Or, as many clever people have suggested on social media, might some or all of this be a ruse? Is there reason to think Michelle isn’t really dead? The use of the flashback scenes at the end communicates to me that Sam fully believes she is. I’d sure hate to see Sam confront anyone (Hetty I’m looking at you) who’d use him like that. As happy as I might be to see Michelle revived, I don’t think I’d handle the trickery all that well either. On the other hand, I could see Hetty and Callen working out some Khaled-related plan, perhaps to finally track down the One True Mole, the person who leaked Sam’s information to Khaled in the first place. It would explain why they allowed him to escape so easily. I guess we’ll just have to wait and see.
- Yay for another appearance by David Paul Olsen, playing Sam’s “brother.” I hope we see more of him in the future.
- I did not appreciate Sabatino shooting Zirov to make him talk. All of sudden I felt like I was watching an episode of 24. I’d much prefer seeing them use their smarts to convince him to give them information.
- I also didn’t appreciate that they did let Khaled out of prison. That didn’t feel realistic and definitely goes against the whole reasoning behind why we don’t negotiate with terrorists. For me it’s the main reason to think Hetty and Callen are up to something.
- I did appreciate Nell’s risking her career to guarantee safe passage for Khaled and maximize Michelle’s chances for survival (but such credit is unneeded if Nell is in on the plans).
- Given the stakes of this episode, it didn’t even feel right to change the subject to a Densi proposal.

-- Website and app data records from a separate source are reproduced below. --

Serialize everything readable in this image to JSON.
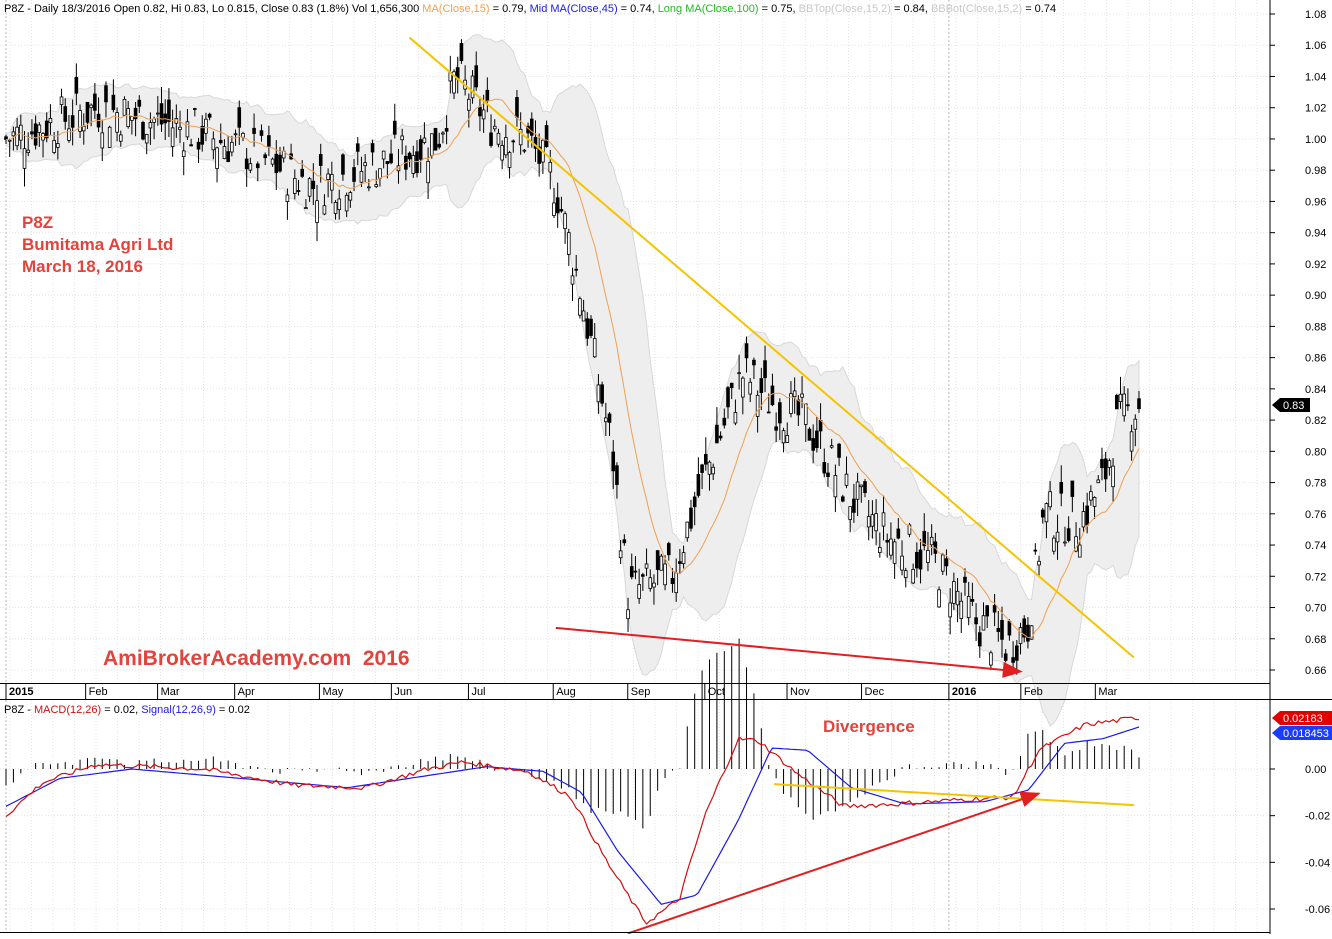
{
  "header": {
    "price": [
      {
        "text": "P8Z - Daily 18/3/2016 Open 0.82, Hi 0.83, Lo 0.815, Close 0.83 (1.8%) Vol 1,656,300 ",
        "color": "#000000"
      },
      {
        "text": "MA(Close,15)",
        "color": "#f0a050"
      },
      {
        "text": " = 0.79, ",
        "color": "#000000"
      },
      {
        "text": "Mid MA(Close,45)",
        "color": "#1a1ae6"
      },
      {
        "text": " = 0.74, ",
        "color": "#000000"
      },
      {
        "text": "Long MA(Close,100)",
        "color": "#22bb22"
      },
      {
        "text": " = 0.75, ",
        "color": "#000000"
      },
      {
        "text": "BBTop(Close,15,2)",
        "color": "#c8c8c8"
      },
      {
        "text": " = 0.84, ",
        "color": "#000000"
      },
      {
        "text": "BBBot(Close,15,2)",
        "color": "#c8c8c8"
      },
      {
        "text": " = 0.74",
        "color": "#000000"
      }
    ],
    "macd": [
      {
        "text": "P8Z - ",
        "color": "#000000"
      },
      {
        "text": "MACD(12,26)",
        "color": "#d01010"
      },
      {
        "text": " = 0.02, ",
        "color": "#000000"
      },
      {
        "text": "Signal(12,26,9)",
        "color": "#1a1ae6"
      },
      {
        "text": " = 0.02",
        "color": "#000000"
      }
    ]
  },
  "annotations": {
    "symbol": "P8Z",
    "company": "Bumitama Agri Ltd",
    "date": "March 18, 2016",
    "watermark": "AmiBrokerAcademy.com  2016",
    "divergence": "Divergence"
  },
  "colors": {
    "candle": "#000000",
    "band": "#d8d8d8",
    "ma15": "#f0a050",
    "trendline": "#f5c400",
    "divergence_arrow": "#e02020",
    "macd": "#d01010",
    "signal": "#1a1ae6",
    "histogram": "#000000"
  },
  "chart_data": [
    {
      "type": "candlestick",
      "symbol": "P8Z",
      "x_ticks": [
        "2015",
        "Feb",
        "Mar",
        "Apr",
        "May",
        "Jun",
        "Jul",
        "Aug",
        "Sep",
        "Oct",
        "Nov",
        "Dec",
        "2016",
        "Feb",
        "Mar"
      ],
      "y_ticks": [
        "1.08",
        "1.06",
        "1.04",
        "1.02",
        "1.00",
        "0.98",
        "0.96",
        "0.94",
        "0.92",
        "0.90",
        "0.88",
        "0.86",
        "0.84",
        "0.82",
        "0.80",
        "0.78",
        "0.76",
        "0.74",
        "0.72",
        "0.70",
        "0.68",
        "0.66"
      ],
      "ylim": [
        0.652,
        1.088
      ],
      "last_close_label": "0.83",
      "close_anchors": [
        {
          "date": "2015-01-02",
          "close": 1.0
        },
        {
          "date": "2015-02-06",
          "close": 1.02
        },
        {
          "date": "2015-03-06",
          "close": 1.01
        },
        {
          "date": "2015-04-03",
          "close": 0.995
        },
        {
          "date": "2015-05-01",
          "close": 0.97
        },
        {
          "date": "2015-05-29",
          "close": 0.985
        },
        {
          "date": "2015-06-19",
          "close": 1.0
        },
        {
          "date": "2015-06-26",
          "close": 1.04
        },
        {
          "date": "2015-07-10",
          "close": 1.01
        },
        {
          "date": "2015-07-24",
          "close": 1.0
        },
        {
          "date": "2015-08-04",
          "close": 0.97
        },
        {
          "date": "2015-08-14",
          "close": 0.9
        },
        {
          "date": "2015-08-26",
          "close": 0.8
        },
        {
          "date": "2015-09-01",
          "close": 0.71
        },
        {
          "date": "2015-09-18",
          "close": 0.72
        },
        {
          "date": "2015-09-30",
          "close": 0.78
        },
        {
          "date": "2015-10-16",
          "close": 0.85
        },
        {
          "date": "2015-10-28",
          "close": 0.83
        },
        {
          "date": "2015-11-09",
          "close": 0.82
        },
        {
          "date": "2015-11-27",
          "close": 0.77
        },
        {
          "date": "2015-12-11",
          "close": 0.745
        },
        {
          "date": "2015-12-29",
          "close": 0.73
        },
        {
          "date": "2016-01-15",
          "close": 0.69
        },
        {
          "date": "2016-01-27",
          "close": 0.675
        },
        {
          "date": "2016-02-04",
          "close": 0.69
        },
        {
          "date": "2016-02-10",
          "close": 0.76
        },
        {
          "date": "2016-02-24",
          "close": 0.755
        },
        {
          "date": "2016-03-04",
          "close": 0.78
        },
        {
          "date": "2016-03-10",
          "close": 0.82
        },
        {
          "date": "2016-03-18",
          "close": 0.83
        }
      ],
      "trendline": {
        "start": {
          "date": "2015-06-08",
          "value": 1.065
        },
        "end": {
          "date": "2016-03-16",
          "value": 0.668
        }
      },
      "divergence_line": {
        "start": {
          "date": "2015-08-04",
          "value": 0.687
        },
        "end": {
          "date": "2016-02-01",
          "value": 0.659
        }
      }
    },
    {
      "type": "line",
      "indicator": "MACD",
      "x_ticks": [
        "2015",
        "Feb",
        "Mar",
        "Apr",
        "May",
        "Jun",
        "Jul",
        "Aug",
        "Sep",
        "Oct",
        "Nov",
        "Dec",
        "2016",
        "Feb",
        "Mar"
      ],
      "y_ticks": [
        "0.00",
        "-0.02",
        "-0.04",
        "-0.06"
      ],
      "ylim": [
        -0.0705,
        0.0255
      ],
      "macd_label": "0.02183",
      "signal_label": "0.018453",
      "macd_anchors": [
        {
          "date": "2015-01-02",
          "value": -0.02
        },
        {
          "date": "2015-01-16",
          "value": -0.006
        },
        {
          "date": "2015-02-06",
          "value": 0.002
        },
        {
          "date": "2015-03-20",
          "value": 0.0
        },
        {
          "date": "2015-04-24",
          "value": -0.007
        },
        {
          "date": "2015-05-22",
          "value": -0.008
        },
        {
          "date": "2015-06-15",
          "value": 0.0
        },
        {
          "date": "2015-06-29",
          "value": 0.003
        },
        {
          "date": "2015-07-24",
          "value": -0.001
        },
        {
          "date": "2015-08-10",
          "value": -0.012
        },
        {
          "date": "2015-08-24",
          "value": -0.04
        },
        {
          "date": "2015-09-08",
          "value": -0.066
        },
        {
          "date": "2015-09-21",
          "value": -0.056
        },
        {
          "date": "2015-10-01",
          "value": -0.02
        },
        {
          "date": "2015-10-14",
          "value": 0.013
        },
        {
          "date": "2015-10-22",
          "value": 0.012
        },
        {
          "date": "2015-11-06",
          "value": -0.002
        },
        {
          "date": "2015-11-24",
          "value": -0.016
        },
        {
          "date": "2015-12-14",
          "value": -0.015
        },
        {
          "date": "2016-01-11",
          "value": -0.013
        },
        {
          "date": "2016-01-29",
          "value": -0.012
        },
        {
          "date": "2016-02-08",
          "value": 0.008
        },
        {
          "date": "2016-02-26",
          "value": 0.019
        },
        {
          "date": "2016-03-18",
          "value": 0.022
        }
      ],
      "signal_anchors": [
        {
          "date": "2015-01-02",
          "value": -0.016
        },
        {
          "date": "2015-01-23",
          "value": -0.004
        },
        {
          "date": "2015-02-20",
          "value": 0.0
        },
        {
          "date": "2015-04-03",
          "value": -0.004
        },
        {
          "date": "2015-05-15",
          "value": -0.008
        },
        {
          "date": "2015-06-08",
          "value": -0.004
        },
        {
          "date": "2015-07-08",
          "value": 0.001
        },
        {
          "date": "2015-07-30",
          "value": -0.001
        },
        {
          "date": "2015-08-14",
          "value": -0.01
        },
        {
          "date": "2015-08-28",
          "value": -0.035
        },
        {
          "date": "2015-09-14",
          "value": -0.058
        },
        {
          "date": "2015-09-28",
          "value": -0.054
        },
        {
          "date": "2015-10-14",
          "value": -0.022
        },
        {
          "date": "2015-10-27",
          "value": 0.009
        },
        {
          "date": "2015-11-10",
          "value": 0.008
        },
        {
          "date": "2015-11-27",
          "value": -0.008
        },
        {
          "date": "2015-12-18",
          "value": -0.015
        },
        {
          "date": "2016-01-18",
          "value": -0.014
        },
        {
          "date": "2016-02-04",
          "value": -0.009
        },
        {
          "date": "2016-02-18",
          "value": 0.011
        },
        {
          "date": "2016-03-04",
          "value": 0.013
        },
        {
          "date": "2016-03-18",
          "value": 0.018
        }
      ],
      "trendline": {
        "start": {
          "date": "2015-10-28",
          "value": -0.0065
        },
        "end": {
          "date": "2016-03-16",
          "value": -0.0155
        }
      },
      "divergence_line": {
        "start": {
          "date": "2015-09-01",
          "value": -0.0705
        },
        "end": {
          "date": "2016-02-08",
          "value": -0.0105
        }
      }
    }
  ]
}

And while I can see shoe-horning it in next week in the context of “let’s not waste another day given what could happen in this job,” it’s hard to imagine it feeling right after such a tragedy. I do think if anyone can pull that magic off, it will be R. Scott Gemmill. We’ll see.
Throughout this episode, LL Cool J was stellar. And let’s not forget Aunjanue Ellis’s performance as Michelle. What a great presence she brought to the show, even as only a rarely recurring character. Even in episodes where Sam merely mentioned her, I could vividly picture her in whatever activity he was describing. She’ll be sorely missed. This episode was very well written, directed and acted. But it was so dark and sad (and lacking in Deeks) that I’m not sure I’ll ever rewatch it. As it is, I didn’t even give it my usual second go for fact-checking, so apologies for any errors.
Still, I can’t wait to hear what you all thought! Tell us in the Comments.